Everything for the book is officially submitted, by me, to Michael for approval: plots, scripts, pencil art, inked art, coloring, cover designs, everything.  If we disagree -- which, actually, almost never happens -- we just duke it out until we come to a resolution. 

I can't stress how important it is to me, when you're working closely with a creator, to feel that he or she really respects your opinion and trusts your judgment. That's a sacred trust, and when a creator gives me that -- like Michael does -- I give the work everything I've got, and then some!  And it really is all about the work, and making it just as good as it can possibly be.  

Michael is particularly involved with plots and scripts, which, of course, comprise the critical stage: that of story. And that's where I'm particularly grateful for his help, because I'm not a writer and those aren't my characters -- they're his and he knows them best.

In terms of Brian's story arc…well, Brian's pretty darn good, so it's not like either Michael or I have had a whole lot to say -- other than “Wow!”  Michael did have some particular suggestions in regard to the second chapter, which Brian has taken into account.  

A page from "The Escapist at the Royal Festival of Magic." Story, art, and lettering by Jeff Parker.
When the Escapist debuted, it drew fairly large interest from outside comic book shops by book lovers who had never picked up a comic in their life. How do you, as an editor, work to satisfy both these new readers and the stereotypical fanboy or girl?

I don't. Look, it has to satisfy me -- and I am a difficult girl to please! But I'm also a total comics fangirl and an avid book lover!

What's it like winning an Eisner?

Very cool. Will Eisner gave his illustrious name to those awards, and it's a real honor to win one. 

Leaving San Diego, though, on my way back home to Portland, airport security hauled me aside because they thought my Eisner Award was an explosive!

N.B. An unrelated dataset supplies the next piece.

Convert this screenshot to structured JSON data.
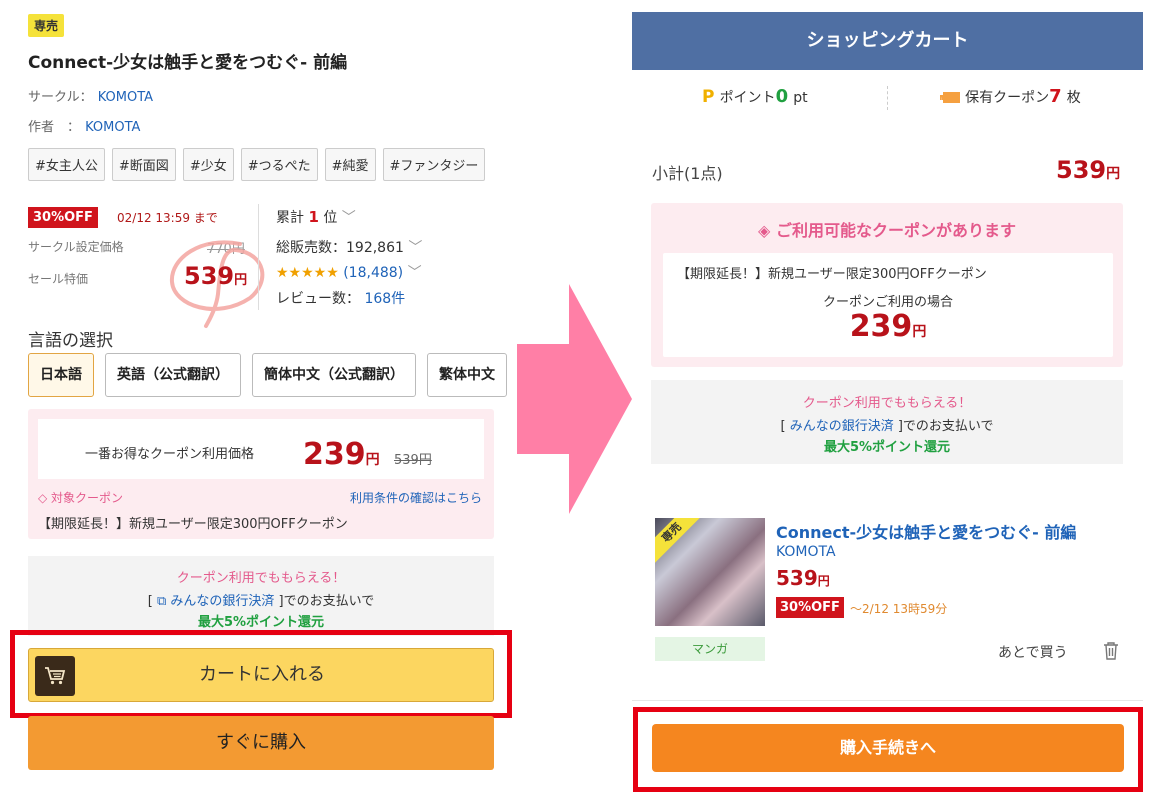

Any plans to eventually do a story starring Kavalier and Clay themselves?

Actually, the late, great Will Eisner gave small parts to Kavalier and Clay in his Spirit/Escapist story in issue #6, but Michael T. Gilbert (of Mr. Monster fame) has the characters in leading roles, along with the Escapist himself, in an upcoming — and thoroughly delightful — story entitled “Letter Perfect.”  And Jerome Charyn has just completed a strangely haunting, surreal script in which Joe Kavalier shares the stage not only with Tom Mayflower and his cast of characters, but also with the Golem! (Mr. Charyn's comics writing has been primarily published in Europe.  He won the prestigious Prix Alfred in Angouleme for his graphic album The Magician's Wife, drawn by Francois Boucq.)

Harvey Pekar as The Escapist?! Page 1 of "Escape from the Hospital," written by Harvey Pekar, illustrated by Dean Haspiel, and colored by Dan Jackson.
Who are the big-names you're lining up to work on future issues? I see Harvey Pekar is in this next one.

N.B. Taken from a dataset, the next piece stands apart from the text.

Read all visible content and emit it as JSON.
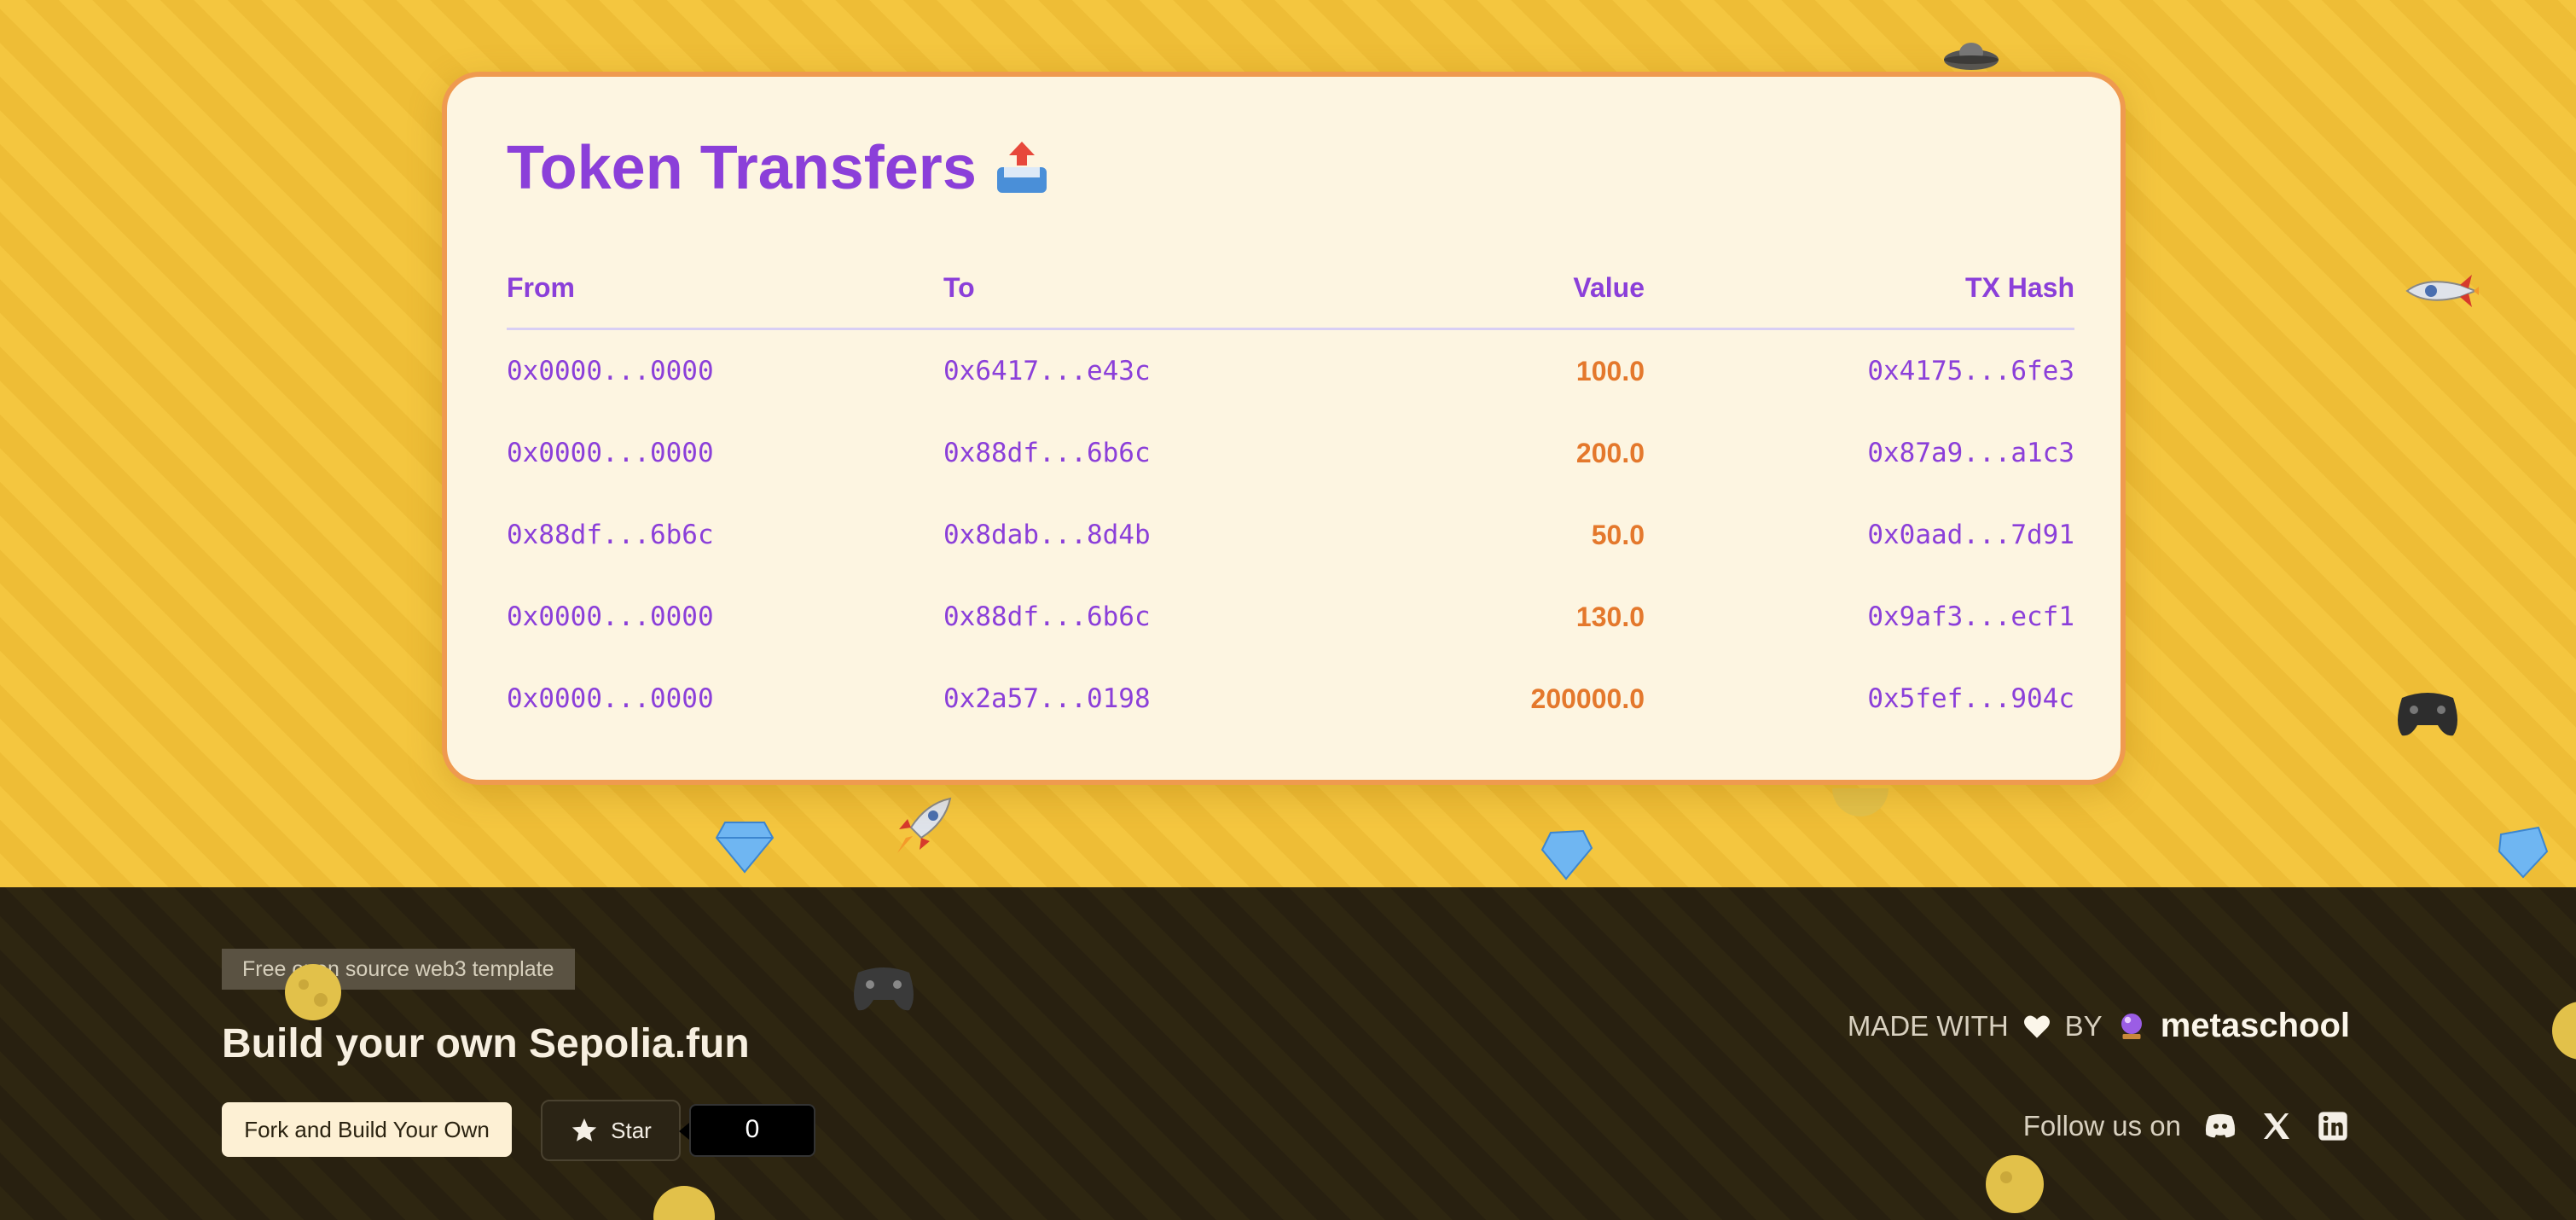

Yes, Harvey wrote a crazy, fun American Splendor-style story drawn by Dean Haspiel, Harvey's collaborator on The Quitter. Award-winning author (and one of my closest friends) Chris Offutt, who gave us “Another Man's Escape” in issue #6, has just written a terrific story entitled “The Last Freedom,” which features the Four Freedoms, another Kavalier & Clay creation from the novel.  Hmm, just off the top of my head, other creators working on stories include Steven Grant and Shawn McManus, Gary Phillips and Paul Gulacy, Matt Wagner and John K. Snyder III, Stuart Moore and Phil Winslade, Mark Ricketts and Dan Brereton, and Howard Chaykin and Jed Dougherty, among others. And I'm thrilled to announce that the incredible Brian Bolland has agreed to become the series' regular cover artist.

Of all the stories that have appeared so far in the series, what's your favorite? 

Now, that would be telling!

Interview conducted by Nate Raymond of the Amazing Website of Kavalier & Clay.

Published September 1, 2005.

Michael Chabon Presents: The Amazing Adventures of the Escapist #8 hits stores November 9 with a price tag of $8.95.

Disclaimer >>> All illustrations accompanying this interview are copyright 2005 Michael Chabon. All rights reserved. The Escapist, Luna Moth, and the likeness of all other characters featured here are trademarks of Michael Chabon. Interview responses copyright 2005 Diana Schutz. Interview itself copyright 2005 Nate Raymond.